Records provided:
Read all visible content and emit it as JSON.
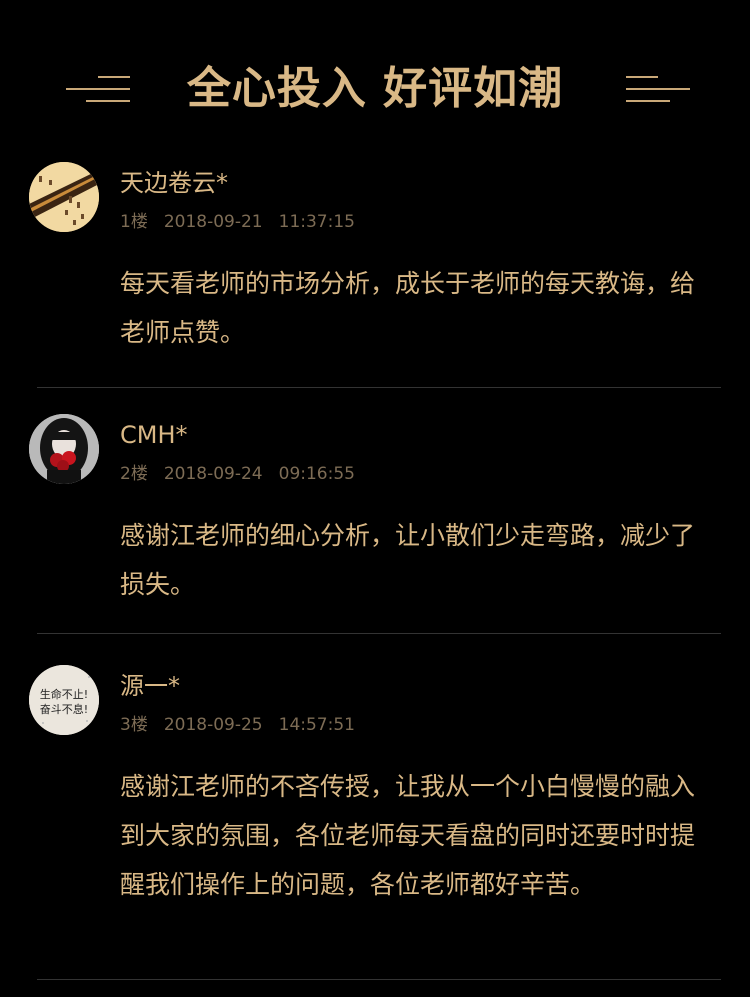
{
  "header": {
    "title": "全心投入 好评如潮"
  },
  "comments": [
    {
      "avatar": "calligraphy-avatar",
      "name": "天边卷云*",
      "floor": "1楼",
      "date": "2018-09-21",
      "time": "11:37:15",
      "text": "每天看老师的市场分析，成长于老师的每天教诲，给老师点赞。"
    },
    {
      "avatar": "girl-roses-avatar",
      "name": "CMH*",
      "floor": "2楼",
      "date": "2018-09-24",
      "time": "09:16:55",
      "text": "感谢江老师的细心分析，让小散们少走弯路，减少了损失。"
    },
    {
      "avatar": "motto-avatar",
      "avatar_text": [
        "生命不止!",
        "奋斗不息!"
      ],
      "name": "源一*",
      "floor": "3楼",
      "date": "2018-09-25",
      "time": "14:57:51",
      "text": "感谢江老师的不吝传授，让我从一个小白慢慢的融入到大家的氛围，各位老师每天看盘的同时还要时时提醒我们操作上的问题，各位老师都好辛苦。"
    }
  ],
  "colors": {
    "background": "#000000",
    "accent_gold": "#d9b886",
    "meta_gray": "#7d6c55",
    "divider": "#333333"
  }
}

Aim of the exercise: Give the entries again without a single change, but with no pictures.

Answer:
Read all visible content and emit it as JSON.
{
  "header": {
    "title": "全心投入 好评如潮"
  },
  "comments": [
    {
      "avatar": "calligraphy-avatar",
      "name": "天边卷云*",
      "floor": "1楼",
      "date": "2018-09-21",
      "time": "11:37:15",
      "text": "每天看老师的市场分析，成长于老师的每天教诲，给老师点赞。"
    },
    {
      "avatar": "girl-roses-avatar",
      "name": "CMH*",
      "floor": "2楼",
      "date": "2018-09-24",
      "time": "09:16:55",
      "text": "感谢江老师的细心分析，让小散们少走弯路，减少了损失。"
    },
    {
      "avatar": "motto-avatar",
      "avatar_text": [
        "生命不止!",
        "奋斗不息!"
      ],
      "name": "源一*",
      "floor": "3楼",
      "date": "2018-09-25",
      "time": "14:57:51",
      "text": "感谢江老师的不吝传授，让我从一个小白慢慢的融入到大家的氛围，各位老师每天看盘的同时还要时时提醒我们操作上的问题，各位老师都好辛苦。"
    }
  ],
  "colors": {
    "background": "#000000",
    "accent_gold": "#d9b886",
    "meta_gray": "#7d6c55",
    "divider": "#333333"
  }
}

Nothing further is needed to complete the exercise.